What is a DIEP Flap?

DIEP stands for the Deep Inferior Epigastric Perforator flap. This block of tissue is based upon the main blood vessel which supplies vessels to the rectus abdominis muscle. This flap has become popular for breast reconstruction as the block of tissue that is transplanted to reconstruct the breast is the same tissue that is removed for a "tummy tuck." The main advantage of this procedure is that it leaves the muscle mainly intact and only uses the tissue that is required for the reconstruction, mainly the skin and fat. In this procedure, extremely fine and delicate dissection is performed to preserve the very small blood vessels which connect the skin and fat through the muscle, then finally to the main blood vessel --the deep inferior epigastric artery and vein, which then connects to the external iliac artery.
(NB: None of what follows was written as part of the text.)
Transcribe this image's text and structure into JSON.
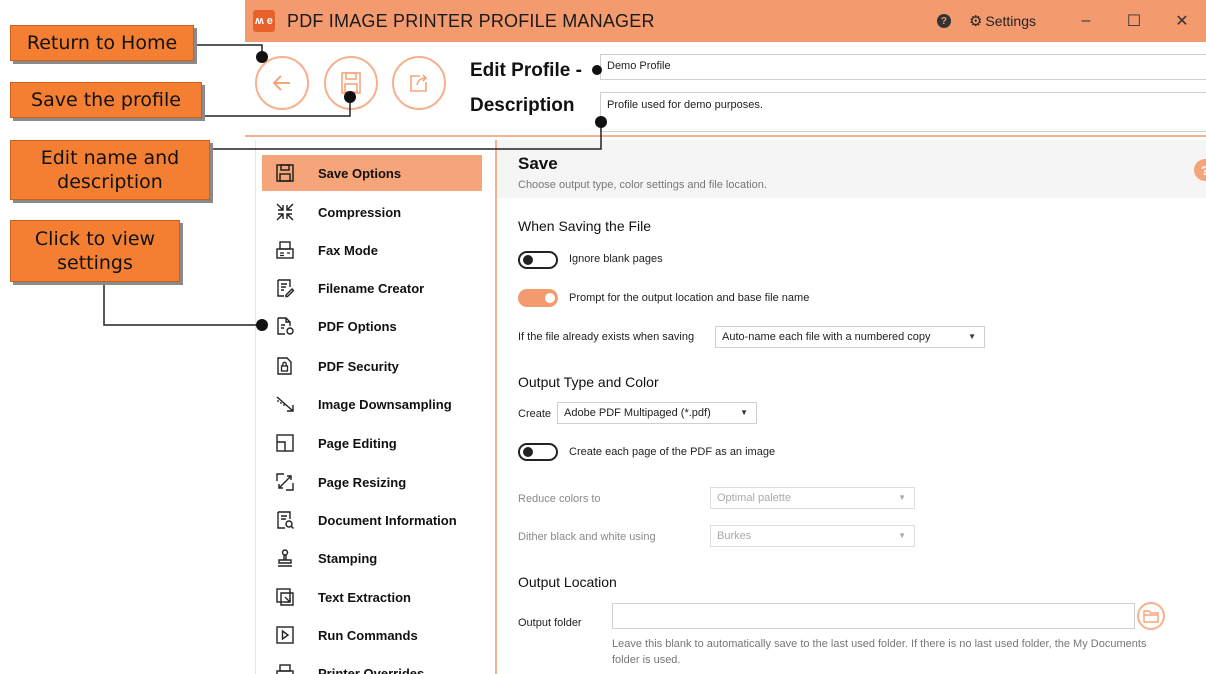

Shown above is a DIEP flap that was harvested for a recent breast reconstruction case. The 3 photos show the Flap still connected to the rectus muscle, and then the flap detached and ready for transplantation. (Surgeons- Drs. C. Lee and S. Hansen, San Francisco)